- A man, reportedly from Salem, who got married in Seabrook, New Hampshire, on the same day.
- The Woburn blacksmith and farmer who accompanied Porter into Lexington on that morning in 1775.
In that year the blacksmith wooed a Woburn widow named Sarah Richardson. (Richardson was a very common surname in Woburn because a lot of people from one English family had settled there; I previously wrote about Ebenezer Richardson marrying Rebecca Richardson.)
Sarah Wyman had married Ichabod Richardson in June 1770, and their son Ichabod arrived in January 1771. When the war began, the grown-up Ichabod Richardson enlisted in the provincial army for eight months during the siege of Boston, then signed onto a privateer named Warren. The Royal Navy captured that ship on 18 Nov 1776.
In 1879 the New England Historical and Genealogical Register published a table of American prisoners at Forton Prison in England that included “Icho’d Richardson” as one of five men captured while serving under “John Hammon / P. Master”; they were “Committed to Prison the 26th of June, 1777.”
Another column in the same table lists the fates of various prisoners: “Dead,” “Shot,” and “Enter’d”—which I believe means enlisted in the British military.

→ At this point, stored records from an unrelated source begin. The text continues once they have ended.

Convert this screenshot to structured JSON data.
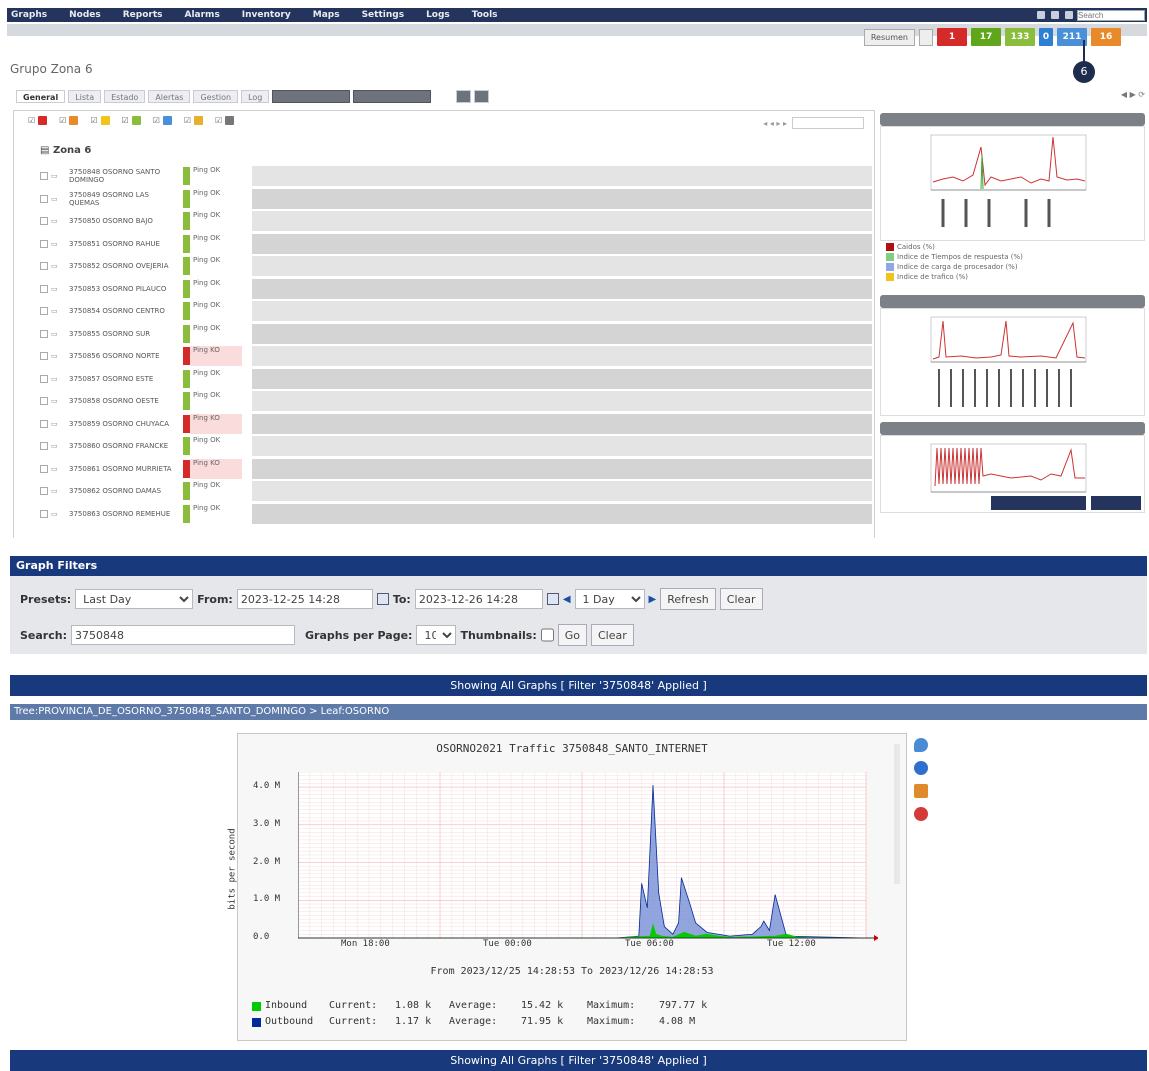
{
  "topnav": {
    "items": [
      "Graphs",
      "Nodes",
      "Reports",
      "Alarms",
      "Inventory",
      "Maps",
      "Settings",
      "Logs",
      "Tools"
    ],
    "search_placeholder": "Search"
  },
  "page_title": "Grupo Zona 6",
  "tabs": [
    "General",
    "Lista",
    "Estado",
    "Alertas",
    "Gestion",
    "Log"
  ],
  "zone_label": "Zona 6",
  "header_buttons": {
    "cb_label": "Resumen"
  },
  "status_badges": [
    {
      "label": "1",
      "color": "#d42a2a"
    },
    {
      "label": "17",
      "color": "#5fa61a"
    },
    {
      "label": "133",
      "color": "#8bbd3c"
    },
    {
      "label": "0",
      "color": "#2c7fd2"
    },
    {
      "label": "211",
      "color": "#4a90d8"
    },
    {
      "label": "16",
      "color": "#e8892a"
    }
  ],
  "side_legend": [
    {
      "label": "Caidos (%)",
      "color": "#b11010"
    },
    {
      "label": "Indice de Tiempos de respuesta (%)",
      "color": "#7fcf7f"
    },
    {
      "label": "Indice de carga de procesador (%)",
      "color": "#8fa6e8"
    },
    {
      "label": "Indice de trafico (%)",
      "color": "#f0c419"
    }
  ],
  "graph_filters": {
    "title": "Graph Filters",
    "presets_label": "Presets:",
    "presets_value": "Last Day",
    "from_label": "From:",
    "from_value": "2023-12-25 14:28",
    "to_label": "To:",
    "to_value": "2023-12-26 14:28",
    "span_value": "1 Day",
    "refresh": "Refresh",
    "clear": "Clear",
    "search_label": "Search:",
    "search_value": "3750848",
    "gpp_label": "Graphs per Page:",
    "gpp_value": "10",
    "thumbnails_label": "Thumbnails:",
    "go": "Go",
    "clear2": "Clear"
  },
  "showing_text": "Showing All Graphs [ Filter '3750848' Applied ]",
  "tree_text": "Tree:PROVINCIA_DE_OSORNO_3750848_SANTO_DOMINGO > Leaf:OSORNO",
  "graph": {
    "title": "OSORNO2021 Traffic 3750848_SANTO_INTERNET",
    "ylabel": "bits per second",
    "from_to": "From 2023/12/25 14:28:53 To 2023/12/26 14:28:53",
    "inbound": {
      "name": "Inbound",
      "current": "Current:",
      "cur_val": "1.08 k",
      "average": "Average:",
      "avg_val": "15.42 k",
      "maximum": "Maximum:",
      "max_val": "797.77 k",
      "color": "#00cc00"
    },
    "outbound": {
      "name": "Outbound",
      "current": "Current:",
      "cur_val": "1.17 k",
      "average": "Average:",
      "avg_val": "71.95 k",
      "maximum": "Maximum:",
      "max_val": "4.08 M",
      "color": "#002a97"
    }
  },
  "chart_data": {
    "type": "area",
    "title": "OSORNO2021 Traffic 3750848_SANTO_INTERNET",
    "xlabel": "",
    "ylabel": "bits per second",
    "yticks": [
      "0.0",
      "1.0 M",
      "2.0 M",
      "3.0 M",
      "4.0 M"
    ],
    "xticks": [
      "Mon 18:00",
      "Tue 00:00",
      "Tue 06:00",
      "Tue 12:00"
    ],
    "ylim": [
      0,
      4.4
    ],
    "series": [
      {
        "name": "Inbound",
        "color": "#00cc00",
        "x": [
          0,
          0.56,
          0.62,
          0.625,
          0.63,
          0.64,
          0.66,
          0.68,
          0.7,
          0.72,
          0.74,
          0.76,
          0.8,
          0.84,
          0.86,
          0.88,
          0.9,
          1
        ],
        "values": [
          0,
          0,
          0.05,
          0.35,
          0.1,
          0.05,
          0.02,
          0.15,
          0.05,
          0.1,
          0.05,
          0.02,
          0.03,
          0.05,
          0.1,
          0.02,
          0.01,
          0
        ]
      },
      {
        "name": "Outbound",
        "color": "#002a97",
        "x": [
          0,
          0.56,
          0.6,
          0.605,
          0.615,
          0.625,
          0.635,
          0.645,
          0.66,
          0.67,
          0.675,
          0.69,
          0.7,
          0.72,
          0.74,
          0.76,
          0.8,
          0.815,
          0.82,
          0.83,
          0.84,
          0.86,
          1
        ],
        "values": [
          0,
          0,
          0.05,
          1.45,
          0.8,
          4.05,
          1.2,
          0.3,
          0.1,
          0.4,
          1.6,
          0.9,
          0.4,
          0.15,
          0.1,
          0.05,
          0.1,
          0.3,
          0.45,
          0.2,
          1.15,
          0.05,
          0
        ]
      }
    ]
  },
  "device_rows": [
    {
      "name": "3750848 OSORNO SANTO DOMINGO",
      "status": "green",
      "val": "Ping OK"
    },
    {
      "name": "3750849 OSORNO LAS QUEMAS",
      "status": "green",
      "val": "Ping OK"
    },
    {
      "name": "3750850 OSORNO BAJO",
      "status": "green",
      "val": "Ping OK"
    },
    {
      "name": "3750851 OSORNO RAHUE",
      "status": "green",
      "val": "Ping OK"
    },
    {
      "name": "3750852 OSORNO OVEJERIA",
      "status": "green",
      "val": "Ping OK"
    },
    {
      "name": "3750853 OSORNO PILAUCO",
      "status": "green",
      "val": "Ping OK"
    },
    {
      "name": "3750854 OSORNO CENTRO",
      "status": "green",
      "val": "Ping OK"
    },
    {
      "name": "3750855 OSORNO SUR",
      "status": "green",
      "val": "Ping OK"
    },
    {
      "name": "3750856 OSORNO NORTE",
      "status": "red",
      "val": "Ping KO"
    },
    {
      "name": "3750857 OSORNO ESTE",
      "status": "green",
      "val": "Ping OK"
    },
    {
      "name": "3750858 OSORNO OESTE",
      "status": "green",
      "val": "Ping OK"
    },
    {
      "name": "3750859 OSORNO CHUYACA",
      "status": "red",
      "val": "Ping KO"
    },
    {
      "name": "3750860 OSORNO FRANCKE",
      "status": "green",
      "val": "Ping OK"
    },
    {
      "name": "3750861 OSORNO MURRIETA",
      "status": "red",
      "val": "Ping KO"
    },
    {
      "name": "3750862 OSORNO DAMAS",
      "status": "green",
      "val": "Ping OK"
    },
    {
      "name": "3750863 OSORNO REMEHUE",
      "status": "green",
      "val": "Ping OK"
    }
  ]
}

Next to Hammon and Richardson’s names is “Run.” Apparently those two men escaped, at least for a while. But that’s the last trace of Ichabod Richardson from the 1770s, and even that news may not have made it back to Massachusetts.
In 1782, Sarah Richardson had been raising her son without a father for more than six years. I have no idea how she supported herself, but she was probably pleased to receive a proposal of marriage from an established craftsman. Josiah Richardson and Sarah Richardson married in Woburn on 19 Mar 1782.

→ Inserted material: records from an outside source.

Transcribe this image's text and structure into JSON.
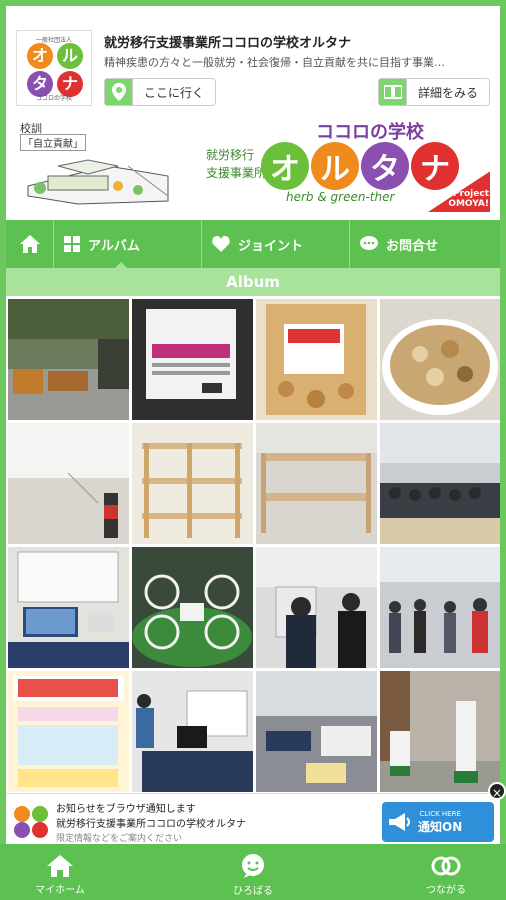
{
  "header": {
    "title": "就労移行支援事業所ココロの学校オルタナ",
    "subtitle": "精神疾患の方々と一般就労・社会復帰・自立貢献を共に目指す事業…",
    "go_button": "ここに行く",
    "more_button": "詳細をみる",
    "logo": {
      "top_text": "一般社団法人",
      "chars": [
        "オ",
        "ル",
        "タ",
        "ナ"
      ],
      "bottom_text": "ココロの学校"
    }
  },
  "banner": {
    "label_school": "校訓",
    "label_motto": "「自立貢献」",
    "kokoro": "ココロの学校",
    "shuro_line1": "就労移行",
    "shuro_line2": "支援事業所",
    "ortana": [
      "オ",
      "ル",
      "タ",
      "ナ"
    ],
    "herb": "herb & green-ther",
    "project_line1": "Project",
    "project_line2": "OMOYA!"
  },
  "nav": {
    "album": "アルバム",
    "joint": "ジョイント",
    "contact": "お問合せ"
  },
  "section_title": "Album",
  "notification": {
    "line1": "お知らせをブラウザ通知します",
    "line2": "就労移行支援事業所ココロの学校オルタナ",
    "line3": "限定情報などをご案内ください",
    "cta_small": "CLICK HERE",
    "cta_big": "通知ON",
    "close": "×"
  },
  "tabbar": {
    "home": "マイホーム",
    "hiroba": "ひろばる",
    "tsunagaru": "つながる"
  },
  "colors": {
    "brand_green": "#5cc150",
    "light_green": "#a8e29b",
    "cta_blue": "#2f8fd8",
    "orange": "#f08a1c",
    "green": "#6cbf3a",
    "purple": "#8a4fb0",
    "red": "#e03030"
  }
}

And then Ichabod Richardson came back.
TOMORROW: Can this marriage be saved?